Before reaching the island, the students were shown the negative effects of climate change in the now uninhabited island of Buzi. When Jokwe Cyclone hit the area in 2008, the community was left unprotected from the strong winds and rains. All of the mangroves were gone and the population had to be moved to the continent. Now, only fishermen go there temporarily to find food. The island is not fit for human life anymore — after having been a thriving community.
In Puga Puga, the students were all eagerly looking for coral washed to the island and asking questions to Cremildo from P&S and to their Biology teacher, Manssur Sumalgy. As they looked through the pages of a guide of the different marine species of Southern Africa, they could also see live a lot of what they were learning. They even found the body of a dead turtle, which sparked a conversation about the importance of teaching people in the community to take care of these protected species.
“People in Angoche don’t have enough information. They don’t know the consequences of taking these protected species from the sea,” said Aminudine Momade from Angoche Secondary School.
After enjoying the seascape from one of the ten Primeiras and Segundas Islands, the next stop for the group was Mitepene. There, the students got a chance to speak their local language, Koti, with one of the members of the CBNRM. They asked him questions about how they spread the message of conservation to the rest of the community, how they replant mangroves, what’s the importance of replanting the mangroves and how the committee helps in case of disasters. Seeing the mangroves that the community planted was also a very special part of the visit, showing them that conservation is also in their own hands.
The last stop hit the students even closer to home. For some, it took them to their own neighborhood, Inguri, where Cremildo explained to them the dangers of climate change and how it could potentially affect them personally in the coming years. In this area, kilometers of houses are crammed right next to the sea with a boats parked right in front. This is a clear proof of how much the environment and the people are intertwined — and of the imminent dangers of climate change. With sea levels rising globally, the division between the land and the sea is decreasing every year. In Inguri, the population lives right at sea level, which is very dangerous for the people living there because they have no natural protection to erosion after the mangroves in the area were all taken down for wood.
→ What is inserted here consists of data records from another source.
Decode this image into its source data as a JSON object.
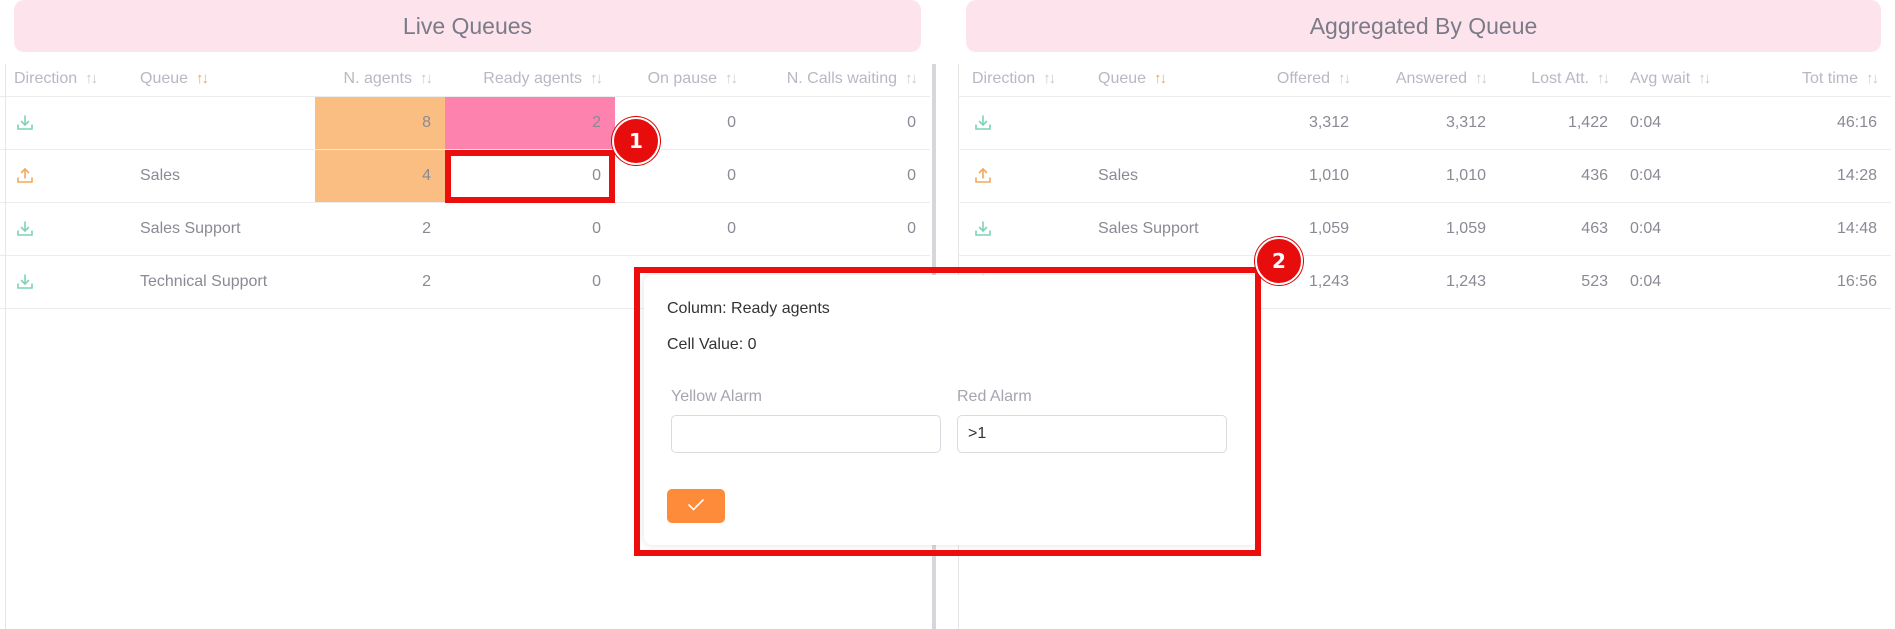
{
  "live": {
    "title": "Live Queues",
    "columns": [
      "Direction",
      "Queue",
      "N. agents",
      "Ready agents",
      "On pause",
      "N. Calls waiting"
    ],
    "rows": [
      {
        "direction": "inbound",
        "queue": "",
        "agents": "8",
        "ready": "2",
        "pause": "0",
        "waiting": "0"
      },
      {
        "direction": "outbound",
        "queue": "Sales",
        "agents": "4",
        "ready": "0",
        "pause": "0",
        "waiting": "0"
      },
      {
        "direction": "inbound",
        "queue": "Sales Support",
        "agents": "2",
        "ready": "0",
        "pause": "0",
        "waiting": "0"
      },
      {
        "direction": "inbound",
        "queue": "Technical Support",
        "agents": "2",
        "ready": "0",
        "pause": "",
        "waiting": ""
      }
    ]
  },
  "aggregated": {
    "title": "Aggregated By Queue",
    "columns": [
      "Direction",
      "Queue",
      "Offered",
      "Answered",
      "Lost Att.",
      "Avg wait",
      "Tot time"
    ],
    "rows": [
      {
        "direction": "inbound",
        "queue": "",
        "offered": "3,312",
        "answered": "3,312",
        "lost": "1,422",
        "avg": "0:04",
        "tot": "46:16"
      },
      {
        "direction": "outbound",
        "queue": "Sales",
        "offered": "1,010",
        "answered": "1,010",
        "lost": "436",
        "avg": "0:04",
        "tot": "14:28"
      },
      {
        "direction": "inbound",
        "queue": "Sales Support",
        "offered": "1,059",
        "answered": "1,059",
        "lost": "463",
        "avg": "0:04",
        "tot": "14:48"
      },
      {
        "direction": "inbound",
        "queue": "",
        "offered": "1,243",
        "answered": "1,243",
        "lost": "523",
        "avg": "0:04",
        "tot": "16:56"
      }
    ]
  },
  "popup": {
    "column_line": "Column: Ready agents",
    "value_line": "Cell Value: 0",
    "yellow_label": "Yellow Alarm",
    "yellow_value": "",
    "red_label": "Red Alarm",
    "red_value": ">1"
  },
  "badges": {
    "one": "1",
    "two": "2"
  },
  "colors": {
    "header_bg": "#fde4ec",
    "agents_cell": "#fbbe82",
    "ready_cell_alarm": "#fd82ad",
    "confirm_button": "#fd8b39",
    "highlight": "#ec0d0d",
    "inbound_icon": "#7dd4b7",
    "outbound_icon": "#f3a85c"
  },
  "icons": {
    "inbound": "download-icon",
    "outbound": "upload-icon",
    "confirm": "check-icon",
    "sort": "sort-arrows-icon"
  }
}
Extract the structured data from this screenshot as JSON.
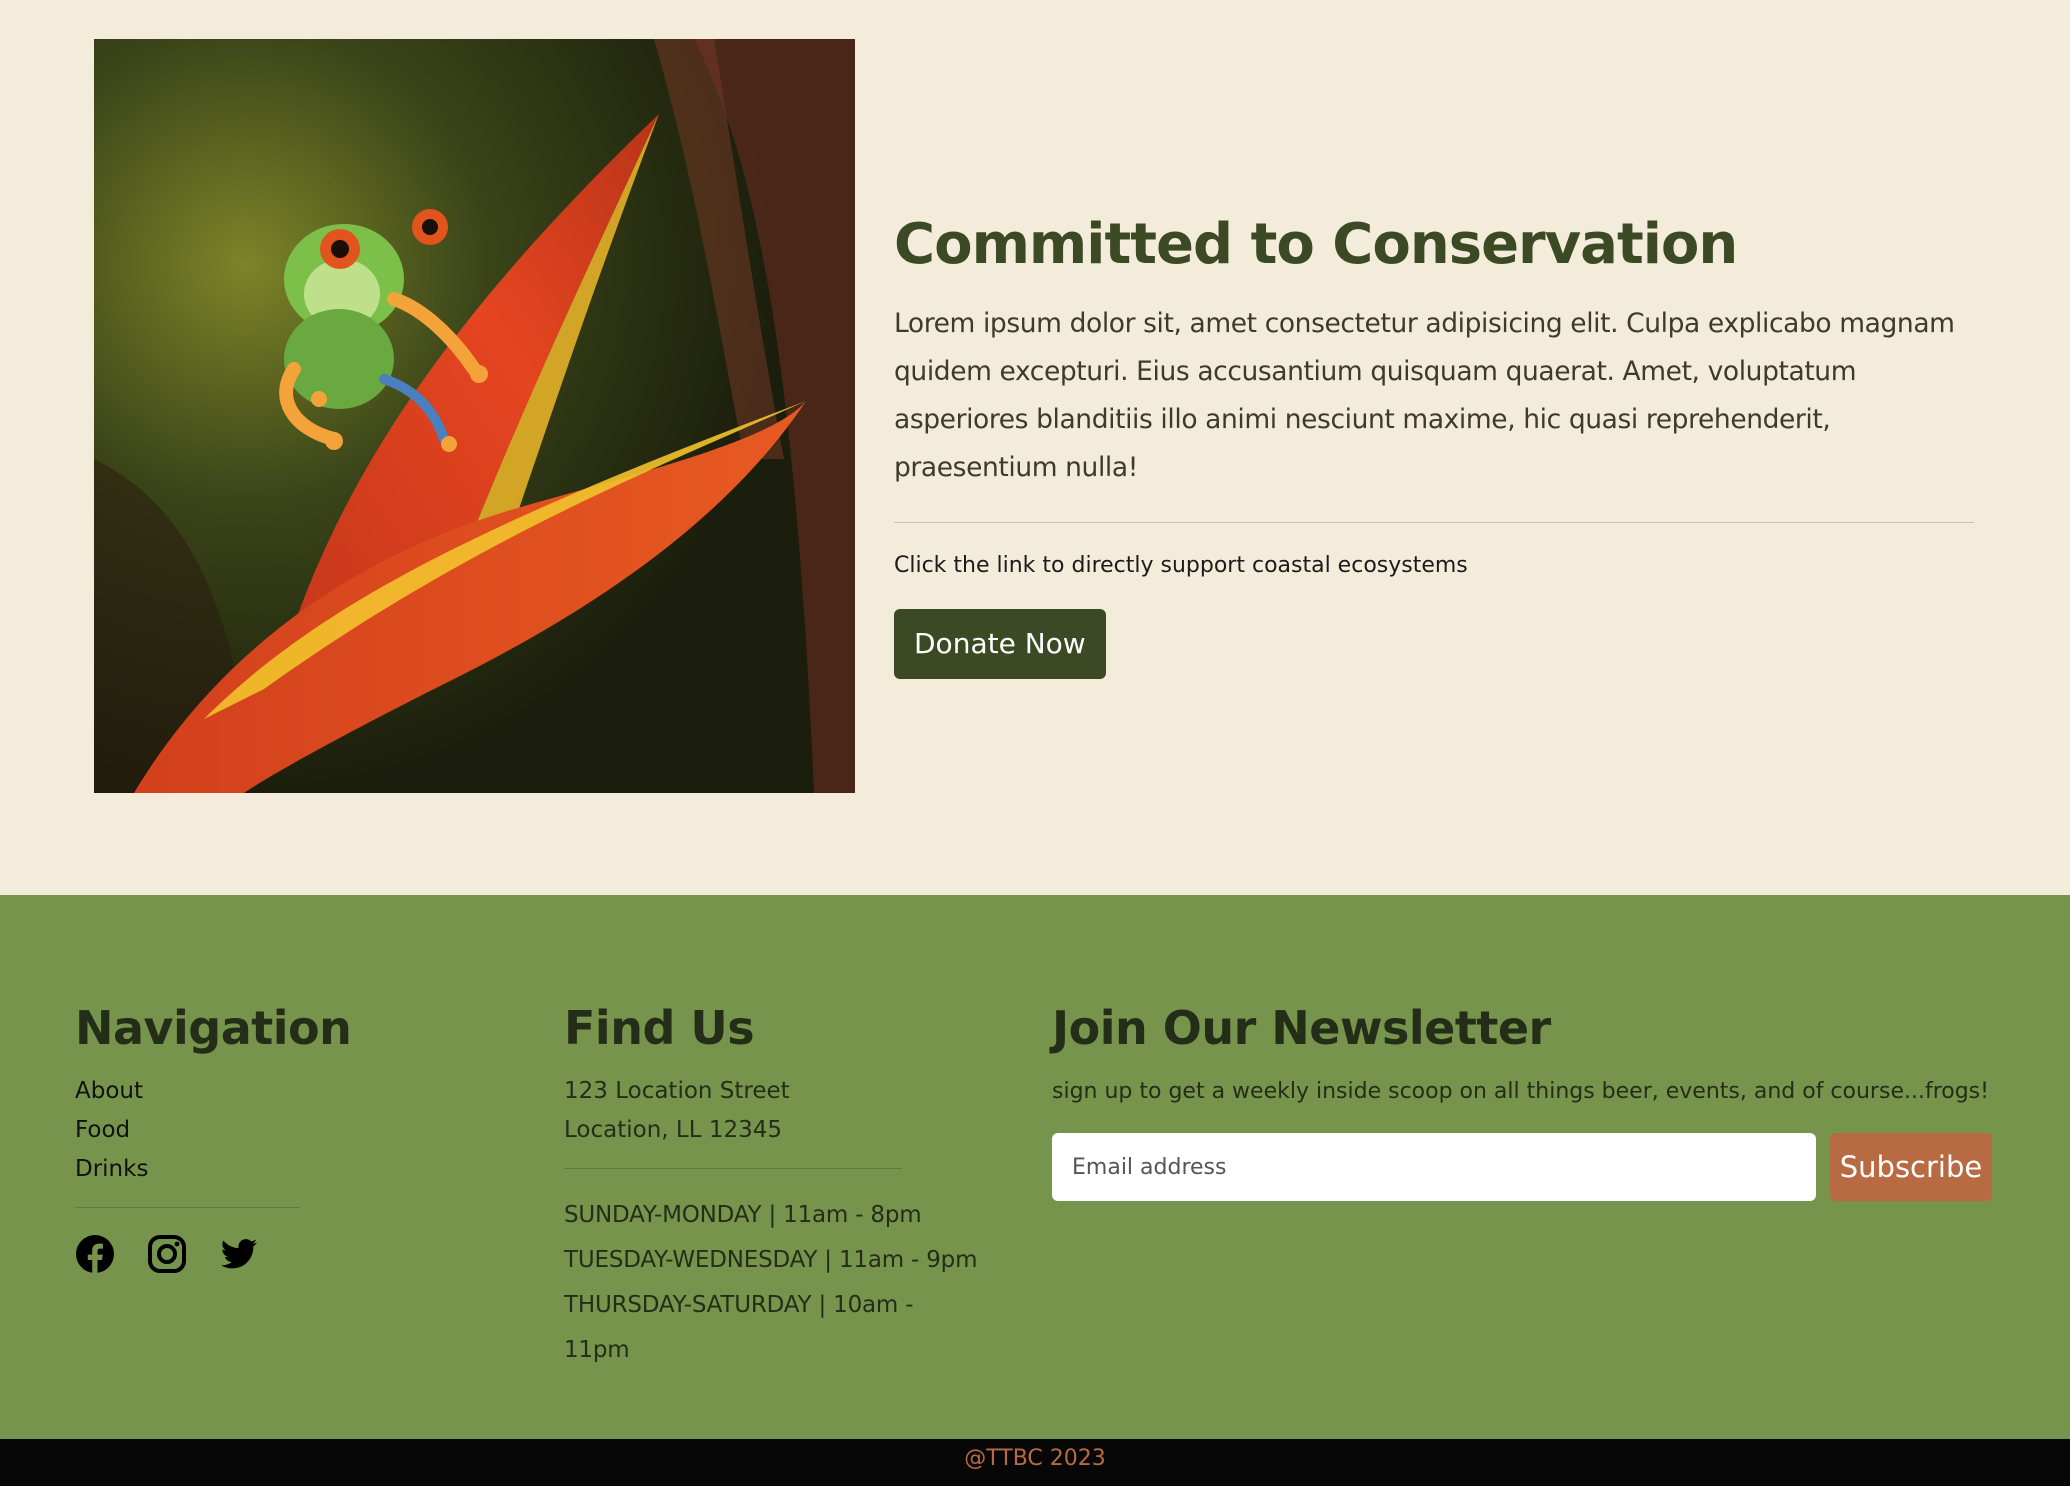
{
  "conservation": {
    "image_alt": "Red-eyed tree frog on a red heliconia flower",
    "title": "Committed to Conservation",
    "body": "Lorem ipsum dolor sit, amet consectetur adipisicing elit. Culpa explicabo magnam quidem excepturi. Eius accusantium quisquam quaerat. Amet, voluptatum asperiores blanditiis illo animi nesciunt maxime, hic quasi reprehenderit, praesentium nulla!",
    "cta_text": "Click the link to directly support coastal ecosystems",
    "donate_label": "Donate Now"
  },
  "footer": {
    "navigation": {
      "heading": "Navigation",
      "links": [
        "About",
        "Food",
        "Drinks"
      ],
      "social_icons": [
        "facebook-icon",
        "instagram-icon",
        "twitter-icon"
      ]
    },
    "find_us": {
      "heading": "Find Us",
      "address_line1": "123 Location Street",
      "address_line2": "Location, LL 12345",
      "hours": [
        "SUNDAY-MONDAY | 11am - 8pm",
        "TUESDAY-WEDNESDAY | 11am - 9pm",
        "THURSDAY-SATURDAY | 10am - 11pm"
      ]
    },
    "newsletter": {
      "heading": "Join Our Newsletter",
      "text": "sign up to get a weekly inside scoop on all things beer, events, and of course...frogs!",
      "email_placeholder": "Email address",
      "subscribe_label": "Subscribe"
    }
  },
  "copyright": "@TTBC 2023",
  "colors": {
    "page_background": "#f4ecdb",
    "primary_green": "#3b4a24",
    "footer_green": "#77944d",
    "accent_orange": "#b86a42",
    "bottom_bar": "#070707"
  }
}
At the end of the visits, the students were assigned homework. How can they use the knowledge gained today in order to help preserve the environment?
“We can’t let this generation go on without environmental conservation information,” said Cremildo Armando.